# [Exercise goal]
In this material, which lines include the string "state"? Show them.

# [Records supplied]
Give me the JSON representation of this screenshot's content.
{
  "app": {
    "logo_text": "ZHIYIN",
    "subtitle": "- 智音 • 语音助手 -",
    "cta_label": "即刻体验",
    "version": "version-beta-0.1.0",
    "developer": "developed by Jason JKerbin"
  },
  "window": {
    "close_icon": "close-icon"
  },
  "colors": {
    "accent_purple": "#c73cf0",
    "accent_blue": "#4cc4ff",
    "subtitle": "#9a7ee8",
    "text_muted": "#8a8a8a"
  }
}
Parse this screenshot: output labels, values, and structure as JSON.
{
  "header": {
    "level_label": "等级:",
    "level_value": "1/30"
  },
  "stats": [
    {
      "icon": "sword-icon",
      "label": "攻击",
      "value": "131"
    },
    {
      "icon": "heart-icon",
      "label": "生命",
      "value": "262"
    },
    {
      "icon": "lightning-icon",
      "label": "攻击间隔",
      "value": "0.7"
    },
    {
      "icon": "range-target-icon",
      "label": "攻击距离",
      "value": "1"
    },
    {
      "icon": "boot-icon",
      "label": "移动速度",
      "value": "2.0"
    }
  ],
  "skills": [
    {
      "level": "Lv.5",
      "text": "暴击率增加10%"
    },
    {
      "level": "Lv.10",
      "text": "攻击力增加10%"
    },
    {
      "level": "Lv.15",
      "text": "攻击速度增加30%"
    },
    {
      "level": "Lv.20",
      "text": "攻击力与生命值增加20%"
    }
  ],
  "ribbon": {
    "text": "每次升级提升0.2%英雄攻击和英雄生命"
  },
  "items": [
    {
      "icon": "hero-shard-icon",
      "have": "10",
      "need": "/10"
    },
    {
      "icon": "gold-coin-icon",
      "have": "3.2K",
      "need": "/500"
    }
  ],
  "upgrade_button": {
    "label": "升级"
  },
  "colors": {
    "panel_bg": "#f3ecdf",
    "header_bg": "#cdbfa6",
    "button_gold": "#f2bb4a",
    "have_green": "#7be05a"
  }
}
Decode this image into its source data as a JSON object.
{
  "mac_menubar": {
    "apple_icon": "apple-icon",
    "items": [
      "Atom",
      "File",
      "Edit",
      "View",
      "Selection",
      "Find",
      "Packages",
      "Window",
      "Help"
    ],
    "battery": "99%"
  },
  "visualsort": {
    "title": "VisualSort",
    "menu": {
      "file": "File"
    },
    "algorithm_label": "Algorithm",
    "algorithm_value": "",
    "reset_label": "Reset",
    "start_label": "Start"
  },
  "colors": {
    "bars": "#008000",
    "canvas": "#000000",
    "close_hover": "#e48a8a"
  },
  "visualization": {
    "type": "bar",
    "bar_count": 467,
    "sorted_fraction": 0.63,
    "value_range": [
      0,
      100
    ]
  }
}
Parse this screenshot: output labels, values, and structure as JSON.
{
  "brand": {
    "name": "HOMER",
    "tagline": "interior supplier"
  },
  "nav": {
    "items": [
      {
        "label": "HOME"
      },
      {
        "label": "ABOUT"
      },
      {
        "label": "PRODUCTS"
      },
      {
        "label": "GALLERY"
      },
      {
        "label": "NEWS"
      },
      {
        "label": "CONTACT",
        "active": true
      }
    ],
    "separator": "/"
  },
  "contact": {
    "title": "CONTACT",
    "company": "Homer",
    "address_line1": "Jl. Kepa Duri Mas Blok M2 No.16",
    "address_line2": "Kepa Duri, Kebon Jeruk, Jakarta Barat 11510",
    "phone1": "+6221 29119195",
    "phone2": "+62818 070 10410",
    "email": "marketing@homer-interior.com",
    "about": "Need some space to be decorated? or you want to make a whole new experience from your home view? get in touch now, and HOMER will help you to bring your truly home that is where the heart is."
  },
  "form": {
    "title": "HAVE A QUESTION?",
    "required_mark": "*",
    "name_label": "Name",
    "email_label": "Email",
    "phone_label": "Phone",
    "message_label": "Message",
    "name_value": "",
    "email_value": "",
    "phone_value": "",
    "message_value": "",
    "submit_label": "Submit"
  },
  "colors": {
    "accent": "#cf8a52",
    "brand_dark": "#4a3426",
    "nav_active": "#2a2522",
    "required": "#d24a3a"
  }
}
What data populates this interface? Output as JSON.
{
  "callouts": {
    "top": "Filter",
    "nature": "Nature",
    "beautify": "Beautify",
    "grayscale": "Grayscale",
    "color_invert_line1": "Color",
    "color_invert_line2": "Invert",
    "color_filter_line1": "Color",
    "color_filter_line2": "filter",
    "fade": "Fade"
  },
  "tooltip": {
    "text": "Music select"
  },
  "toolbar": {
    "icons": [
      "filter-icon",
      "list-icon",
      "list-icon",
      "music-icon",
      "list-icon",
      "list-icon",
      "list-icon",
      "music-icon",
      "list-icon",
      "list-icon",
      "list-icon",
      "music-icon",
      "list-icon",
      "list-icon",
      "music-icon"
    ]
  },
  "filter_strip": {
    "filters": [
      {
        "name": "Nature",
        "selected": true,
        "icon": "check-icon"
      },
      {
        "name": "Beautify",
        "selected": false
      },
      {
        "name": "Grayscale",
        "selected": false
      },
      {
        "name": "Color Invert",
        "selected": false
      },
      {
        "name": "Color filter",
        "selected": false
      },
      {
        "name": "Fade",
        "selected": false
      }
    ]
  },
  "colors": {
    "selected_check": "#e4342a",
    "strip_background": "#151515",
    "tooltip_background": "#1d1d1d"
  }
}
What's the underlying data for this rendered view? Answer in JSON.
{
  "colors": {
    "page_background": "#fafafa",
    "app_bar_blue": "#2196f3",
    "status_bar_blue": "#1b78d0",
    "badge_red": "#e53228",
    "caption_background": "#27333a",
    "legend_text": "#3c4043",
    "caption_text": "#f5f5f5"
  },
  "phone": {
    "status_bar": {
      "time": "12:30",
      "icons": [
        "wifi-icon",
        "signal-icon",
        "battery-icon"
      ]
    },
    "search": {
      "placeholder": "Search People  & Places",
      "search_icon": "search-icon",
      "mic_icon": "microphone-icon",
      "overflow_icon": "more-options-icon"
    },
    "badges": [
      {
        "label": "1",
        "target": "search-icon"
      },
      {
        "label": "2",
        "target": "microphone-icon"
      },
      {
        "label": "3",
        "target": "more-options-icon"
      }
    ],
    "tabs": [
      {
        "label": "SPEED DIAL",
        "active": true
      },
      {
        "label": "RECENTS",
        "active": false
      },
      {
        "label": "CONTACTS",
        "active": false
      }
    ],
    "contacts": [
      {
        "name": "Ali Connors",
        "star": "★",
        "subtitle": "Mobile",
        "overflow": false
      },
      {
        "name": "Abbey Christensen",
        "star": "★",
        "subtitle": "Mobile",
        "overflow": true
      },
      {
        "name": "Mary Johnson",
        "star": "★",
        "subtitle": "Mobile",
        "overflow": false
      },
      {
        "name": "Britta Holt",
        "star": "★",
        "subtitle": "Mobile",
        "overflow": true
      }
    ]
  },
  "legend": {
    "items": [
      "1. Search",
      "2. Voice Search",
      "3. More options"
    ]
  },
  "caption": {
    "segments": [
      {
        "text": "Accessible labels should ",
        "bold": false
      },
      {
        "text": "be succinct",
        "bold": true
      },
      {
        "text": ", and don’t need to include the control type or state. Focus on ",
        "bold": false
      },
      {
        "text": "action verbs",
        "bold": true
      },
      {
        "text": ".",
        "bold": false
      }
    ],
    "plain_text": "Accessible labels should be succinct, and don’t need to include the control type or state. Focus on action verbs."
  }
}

# [Output]
        "text": ", and don’t need to include the control type or state. Focus on ",
    "plain_text": "Accessible labels should be succinct, and don’t need to include the control type or state. Focus on action verbs."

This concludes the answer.